* _Exercise data_:
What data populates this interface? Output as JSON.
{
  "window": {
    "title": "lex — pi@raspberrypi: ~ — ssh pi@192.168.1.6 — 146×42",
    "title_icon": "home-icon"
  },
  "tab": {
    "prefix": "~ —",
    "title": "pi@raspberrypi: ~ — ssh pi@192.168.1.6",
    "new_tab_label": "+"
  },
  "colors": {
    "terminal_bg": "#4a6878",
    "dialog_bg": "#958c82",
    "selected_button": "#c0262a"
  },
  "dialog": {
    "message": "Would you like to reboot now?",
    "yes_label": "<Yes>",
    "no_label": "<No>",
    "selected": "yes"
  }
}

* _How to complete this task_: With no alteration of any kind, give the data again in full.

* _Your solution_:
What data populates this interface? Output as JSON.
{
  "window": {
    "title": "lex — pi@raspberrypi: ~ — ssh pi@192.168.1.6 — 146×42",
    "title_icon": "home-icon"
  },
  "tab": {
    "prefix": "~ —",
    "title": "pi@raspberrypi: ~ — ssh pi@192.168.1.6",
    "new_tab_label": "+"
  },
  "colors": {
    "terminal_bg": "#4a6878",
    "dialog_bg": "#958c82",
    "selected_button": "#c0262a"
  },
  "dialog": {
    "message": "Would you like to reboot now?",
    "yes_label": "<Yes>",
    "no_label": "<No>",
    "selected": "yes"
  }
}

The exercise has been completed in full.